When we arrive at The Gold Club, Joni tells the bouncer she works at Cheetah III and she goes in without paying. “You do?” I say to her, surprised less by the fact that she is an exotic dancer than by the fact that I am the last to know. She furrows her brow and puts her finger to her lips to say, “Shut up.” She is only lying.

On the way to our table, she pulls me aside and says to keep an eye on Bob’s friend because in about 45 minutes that mushroom is going to kick in. He keeps saying, “I don’t feel anything.

The Gold Club is so desolate you could almost hear a G-string drop. There are more naked women dancing than there are men sitting and looking. One of the dancers is Bob’s neighbor and she stands at our table chatting brightly, stark naked. Two other dancers come over and Joni and I talk to them, too. Secured in their garters are jumbled patties of paper money, three inches thick. At our table the women outnumber the men 2-to-1, and even though three are nude, our eyes belie a sense of conspiratorial sisterhood of a shared and heady secret. It is funny and preposterous that men will empty their billfolds for this, and we all know it.

Bob is watching me for a reaction, any reaction. I have never been to The Gold Club before. To me it is like Disney World, only the characters wear different costumes. I am not shocked. In fact I feel more comfortable at The Gold Club than anywhere we have been tonight. It’s straightforward. Everything is just what it seems. There are naked women dancing for money, and there are men paying women to dance naked.

We hang around until the last dance, about 30 more minutes. When the valet brings Bob’s car around, the sense of foreboding returns. As we pull out of the parking lot, Bob’s friend asks Joni for “a bump,” but I do not look into the backseat to see if there is any cocaine. I don’t want to know.

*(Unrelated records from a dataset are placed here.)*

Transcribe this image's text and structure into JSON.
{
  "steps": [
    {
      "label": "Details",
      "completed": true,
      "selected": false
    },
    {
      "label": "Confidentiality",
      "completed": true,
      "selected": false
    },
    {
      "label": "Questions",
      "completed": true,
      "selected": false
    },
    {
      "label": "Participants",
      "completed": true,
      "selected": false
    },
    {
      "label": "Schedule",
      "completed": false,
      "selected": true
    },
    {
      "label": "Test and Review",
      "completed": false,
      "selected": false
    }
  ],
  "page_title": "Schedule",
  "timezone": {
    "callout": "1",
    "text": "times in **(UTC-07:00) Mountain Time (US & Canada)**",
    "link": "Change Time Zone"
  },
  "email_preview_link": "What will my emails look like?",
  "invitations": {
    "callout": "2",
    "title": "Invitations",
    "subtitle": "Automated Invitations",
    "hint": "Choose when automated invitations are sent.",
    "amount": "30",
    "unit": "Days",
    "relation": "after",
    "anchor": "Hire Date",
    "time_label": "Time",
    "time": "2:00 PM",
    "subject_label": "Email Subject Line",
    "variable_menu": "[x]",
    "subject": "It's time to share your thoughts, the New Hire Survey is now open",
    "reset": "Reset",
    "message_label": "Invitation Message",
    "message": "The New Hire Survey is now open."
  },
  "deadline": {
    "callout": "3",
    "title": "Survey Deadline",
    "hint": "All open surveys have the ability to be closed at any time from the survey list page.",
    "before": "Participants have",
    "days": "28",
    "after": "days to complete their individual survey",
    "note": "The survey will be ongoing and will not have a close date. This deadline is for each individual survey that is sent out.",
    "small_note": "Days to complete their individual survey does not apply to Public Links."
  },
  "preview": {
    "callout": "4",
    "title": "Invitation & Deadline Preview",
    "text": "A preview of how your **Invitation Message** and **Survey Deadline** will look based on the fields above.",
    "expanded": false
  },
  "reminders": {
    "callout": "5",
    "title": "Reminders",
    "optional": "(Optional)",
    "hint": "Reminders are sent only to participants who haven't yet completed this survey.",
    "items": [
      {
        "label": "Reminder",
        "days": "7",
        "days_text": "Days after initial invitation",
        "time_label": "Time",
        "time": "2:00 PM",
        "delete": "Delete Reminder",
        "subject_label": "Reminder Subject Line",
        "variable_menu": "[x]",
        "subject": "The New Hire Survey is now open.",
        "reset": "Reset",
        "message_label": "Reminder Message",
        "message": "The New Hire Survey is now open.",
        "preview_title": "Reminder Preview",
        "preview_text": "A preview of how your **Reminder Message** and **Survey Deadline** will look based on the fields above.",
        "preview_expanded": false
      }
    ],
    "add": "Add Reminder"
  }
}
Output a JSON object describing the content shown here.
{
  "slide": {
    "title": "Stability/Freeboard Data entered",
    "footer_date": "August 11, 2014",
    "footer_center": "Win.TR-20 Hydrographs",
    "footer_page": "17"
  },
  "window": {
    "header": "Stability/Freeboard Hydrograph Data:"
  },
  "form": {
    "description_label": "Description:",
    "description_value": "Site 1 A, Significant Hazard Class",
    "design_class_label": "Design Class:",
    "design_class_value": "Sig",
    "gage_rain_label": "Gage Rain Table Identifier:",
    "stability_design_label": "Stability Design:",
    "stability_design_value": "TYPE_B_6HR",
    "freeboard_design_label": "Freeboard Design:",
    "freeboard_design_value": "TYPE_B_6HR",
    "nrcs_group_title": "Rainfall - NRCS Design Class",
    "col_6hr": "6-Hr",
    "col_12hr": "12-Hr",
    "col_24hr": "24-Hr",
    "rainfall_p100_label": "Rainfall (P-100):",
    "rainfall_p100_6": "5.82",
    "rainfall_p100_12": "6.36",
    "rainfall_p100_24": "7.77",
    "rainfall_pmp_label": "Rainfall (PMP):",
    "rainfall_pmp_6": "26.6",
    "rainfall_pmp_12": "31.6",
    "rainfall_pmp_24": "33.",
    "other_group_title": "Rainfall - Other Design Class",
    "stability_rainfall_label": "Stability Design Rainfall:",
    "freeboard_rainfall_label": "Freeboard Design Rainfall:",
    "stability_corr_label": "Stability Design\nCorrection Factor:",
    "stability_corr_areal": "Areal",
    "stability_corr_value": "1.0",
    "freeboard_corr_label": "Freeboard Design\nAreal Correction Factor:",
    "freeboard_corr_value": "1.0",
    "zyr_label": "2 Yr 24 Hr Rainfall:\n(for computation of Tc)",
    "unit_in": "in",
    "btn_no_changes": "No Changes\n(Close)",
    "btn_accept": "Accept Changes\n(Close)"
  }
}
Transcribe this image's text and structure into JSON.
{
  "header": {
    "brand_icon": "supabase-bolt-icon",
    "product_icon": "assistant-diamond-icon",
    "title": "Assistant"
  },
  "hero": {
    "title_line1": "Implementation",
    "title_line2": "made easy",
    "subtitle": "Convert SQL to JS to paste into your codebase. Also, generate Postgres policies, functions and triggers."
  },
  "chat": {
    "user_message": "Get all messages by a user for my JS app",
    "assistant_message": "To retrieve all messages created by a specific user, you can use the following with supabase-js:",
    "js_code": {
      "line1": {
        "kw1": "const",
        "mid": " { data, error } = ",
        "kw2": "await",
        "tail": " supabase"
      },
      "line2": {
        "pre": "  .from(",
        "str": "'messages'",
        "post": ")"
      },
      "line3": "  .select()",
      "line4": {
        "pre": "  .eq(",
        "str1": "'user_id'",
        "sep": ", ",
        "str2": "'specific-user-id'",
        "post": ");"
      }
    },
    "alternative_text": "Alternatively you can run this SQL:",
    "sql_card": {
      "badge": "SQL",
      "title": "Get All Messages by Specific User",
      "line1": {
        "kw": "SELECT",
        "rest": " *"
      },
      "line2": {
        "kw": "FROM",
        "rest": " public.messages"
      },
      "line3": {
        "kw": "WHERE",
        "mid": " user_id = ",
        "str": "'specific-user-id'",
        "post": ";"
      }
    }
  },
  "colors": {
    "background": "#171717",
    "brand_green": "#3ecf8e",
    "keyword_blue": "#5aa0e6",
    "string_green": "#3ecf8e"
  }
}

We drop the two of them off next door to Rupert’s at Club 112, which opens at midnight and closes at 6:30 a.m. The two of them pass by the big, furtive bouncers in neckties and pass through the opaque blackness of the open door. From the front seat of the car I decide I have seen enough.

But there is one problem. I don’t know how to park in Buckhead.

At 7 p.m., more than eight hours ago, I valet parked my car in a parking deck near Beesley’s. At 2 a.m. the valet service closed, and my keys were locked up for the night. I cannot get into my car. Tomorrow I will realize this is a blessing, but not tonight. Bob agrees to drive me home. On the way there I realize I also cannot get into my apartment. “This is getting more interesting all the time,” Bob says.

Then I remember the window with the broken lock, the one I have feebly jammed with a stick because the rental office has yet to come over and fix it. For the first time, I hope that the stick won’t hold. I have never tested it.

We rattle the window and shake it, but the stick holds firm. I try to push the panic back down into my stomach and my mind runs through a list of friends who might not be too alarmed if I rang their bell at 4 a.m. and asked to spend the night. I can’t think of anyone.

Bob thinks he can remove one side of the window. He pulls and grunts and maneuvers, but it will only come part of the way out of the frame.

Then, suddenly, the window shatters into tiny pieces, leaving a hole large enough to climb through. Relief floods over me. I am an outsider on the inside once more.

This article originally appeared in our October 1990 issue.